Microsoft Managing Director Sanjay Ravi: “We are working with these partners to build an open platform, so that software developers can build their own services.”
DETROIT — Microsoft announced a partnership that will provide “smart” maps for self-driving vehicles and data for motorists to guide their daily routines.
The software giant said today it signed up an Amsterdam-based mapmaker — TomTom N.V. — to provide high-definition maps to guide self-driving vehicles.
Microsoft also expanded its existing partnerships with two other suppliers of mapping data: Here, based in Chicago, and Esri, a company headquartered in Redlands, Calif.
“This is a massive new opportunity,” said Microsoft Managing Director Sanjay Ravi during a Wednesday press briefing in suburban Detroit. “We are working with these partners to build an open platform, so that software developers can build their own services.”
The partners will create a cloud-based database for Microsoft Azure, a platform for software developers to create location-based services for motorists.
Microsoft will analyze the motorist’s schedule, to-do lists and driving patterns — along with weather data and accident reports — to offer suggestions for alternate routes, nearby restaurants, parking garages, etc. And high-definition maps created by TomTom and Here will help self-driving vehicles navigate on highways.
Azure will be an open software architecture that will work with any vehicle’s operating system. Automakers will own their own vehicles’ data, said Chris Pendleton, manager of Microsoft’s Internet-of-Things initiative.
“We are not a closed shop where you have to take it or leave it,” Pendleton noted.
The venture expands upon Microsoft’s earlier initiatives to establish a niche in the cockpit. Last January, the company partnered with Harman International to integrate Microsoft Office into infotainment systems. Motorists can schedule conference calls, respond to e-mails or access their calendars.
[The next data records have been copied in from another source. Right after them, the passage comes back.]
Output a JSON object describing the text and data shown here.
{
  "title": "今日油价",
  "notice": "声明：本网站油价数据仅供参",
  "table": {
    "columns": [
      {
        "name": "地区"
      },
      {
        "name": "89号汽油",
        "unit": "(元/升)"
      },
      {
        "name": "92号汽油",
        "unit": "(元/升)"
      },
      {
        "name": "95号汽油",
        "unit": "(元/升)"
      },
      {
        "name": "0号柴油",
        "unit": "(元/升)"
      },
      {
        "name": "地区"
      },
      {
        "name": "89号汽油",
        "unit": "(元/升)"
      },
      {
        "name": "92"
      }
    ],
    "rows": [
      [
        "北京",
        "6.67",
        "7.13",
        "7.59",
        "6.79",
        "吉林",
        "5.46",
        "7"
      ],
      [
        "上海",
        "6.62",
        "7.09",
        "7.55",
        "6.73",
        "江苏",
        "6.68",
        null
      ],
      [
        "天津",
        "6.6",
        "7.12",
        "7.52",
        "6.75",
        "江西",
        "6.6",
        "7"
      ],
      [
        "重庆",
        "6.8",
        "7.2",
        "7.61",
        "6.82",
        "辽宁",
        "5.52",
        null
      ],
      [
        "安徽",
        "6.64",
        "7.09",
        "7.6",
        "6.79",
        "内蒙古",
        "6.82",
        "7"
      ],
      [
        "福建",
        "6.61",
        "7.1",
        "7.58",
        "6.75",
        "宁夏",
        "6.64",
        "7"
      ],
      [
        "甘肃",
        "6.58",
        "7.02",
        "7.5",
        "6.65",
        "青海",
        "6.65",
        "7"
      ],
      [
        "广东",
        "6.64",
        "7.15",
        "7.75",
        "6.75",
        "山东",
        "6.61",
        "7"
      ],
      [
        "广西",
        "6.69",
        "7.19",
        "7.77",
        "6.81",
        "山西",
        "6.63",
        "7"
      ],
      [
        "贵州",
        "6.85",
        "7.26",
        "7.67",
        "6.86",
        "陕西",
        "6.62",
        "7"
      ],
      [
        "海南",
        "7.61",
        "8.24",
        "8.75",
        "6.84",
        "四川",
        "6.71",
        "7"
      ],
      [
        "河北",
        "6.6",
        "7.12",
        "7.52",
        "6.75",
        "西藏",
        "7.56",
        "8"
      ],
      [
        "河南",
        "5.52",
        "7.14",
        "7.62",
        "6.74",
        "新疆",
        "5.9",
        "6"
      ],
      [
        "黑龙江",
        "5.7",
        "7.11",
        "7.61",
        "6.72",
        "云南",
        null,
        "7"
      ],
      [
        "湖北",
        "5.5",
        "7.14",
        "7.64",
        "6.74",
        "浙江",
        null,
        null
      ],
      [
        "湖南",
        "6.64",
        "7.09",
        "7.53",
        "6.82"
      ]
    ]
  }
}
However, Microsoft’s new venture will have to contend with Apple and Google, which already have a presence in the cockpit with Apple CarPlay and Android Auto.
Other suppliers also are muscling into the market for smart maps. In February, Continental AG confirmed that it has a contract to supply its eHorizon smart map to an unnamed customer. Continental developed its map with IBM, Cisco and Here.